  9. Mutual Funds & ETFs

    ETF Analysis: First Trust Dow Jones Global Sel Div

    Find out about the First Trust Dow Jones Global Select Dividend Index Fund, and learn detailed information about characteristics and suitability of the fund.
  10. Mutual Funds & ETFs

    ETF Analysis: U.S 12 Month Natural Gas

    Learn about the United States 12 Month Natural Gas Fund, an exchange-traded fund that invests in 12-month futures contracts for natural gas.
RELATED TERMS
  1. Equity

    The value of an asset less the value of all liabilities on that ...
  2. Exchange-Traded Fund (ETF)

    A security that tracks an index, a commodity or a basket of assets ...
  3. Exchange-Traded Mutual Funds (ETMF)

    Investopedia explains the definition of exchange-traded mutual ...
  4. Hard-To-Sell Asset

    An asset that is extremely difficult to dispose of either due ...
  5. Sucker Yield

    When an investor has essentially risked all of his capital for ...
  6. Benchmark Crude Oil

    Benchmark crude oil is crude oil that serves as a pricing reference, ...
RELATED FAQS
  1. Can mutual funds invest in IPOs?

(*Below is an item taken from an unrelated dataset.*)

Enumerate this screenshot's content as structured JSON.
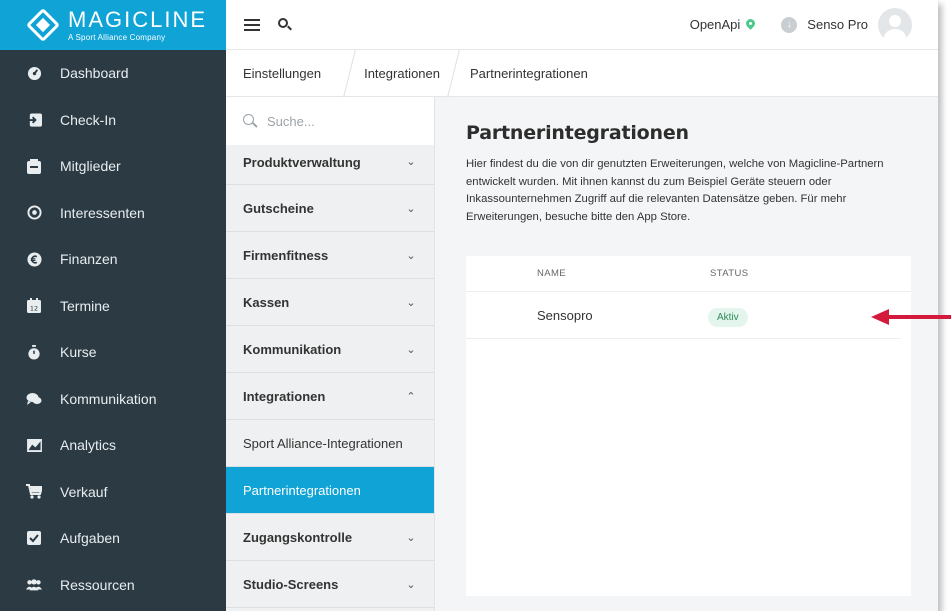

    Mutual funds can invest in initial public offerings (IPOS). However, most mutual funds have bylaws that prevent them from ... Read Full Answer >>
  2. How do dividends affect retained earnings?

    When a company issues a cash dividend to its shareholders, the retained earnings listed on the balance sheet are reduced ... Read Full Answer >>
  3. What is the difference between called-up share capital and paid-up share capital?

    The difference between called-up share capital and paid-up share capital is investors have already paid in full for paid-up ... Read Full Answer >>
  4. Why would a corporation issue convertible bonds?

    A convertible bond represents a hybrid security that has bond and equity features; this type of bond allows the conversion ... Read Full Answer >>
  5. What does a high turnover ratio signify for an investment fund?

    If an investment fund has a high turnover ratio, it indicates it replaces most or all of its holdings over a one-year period. ... Read Full Answer >>
  6. Does index trading increase market vulnerability?

    The rise of index trading may increase the overall vulnerability of the stock market due to increased correlations between ... Read Full Answer >>

You May Also Like

COMPANIES IN THIS ARTICLE
Trading Center
×

You are using adblocking software

Want access to all of Investopedia? Add us to your “whitelist”
so you'll never miss a feature!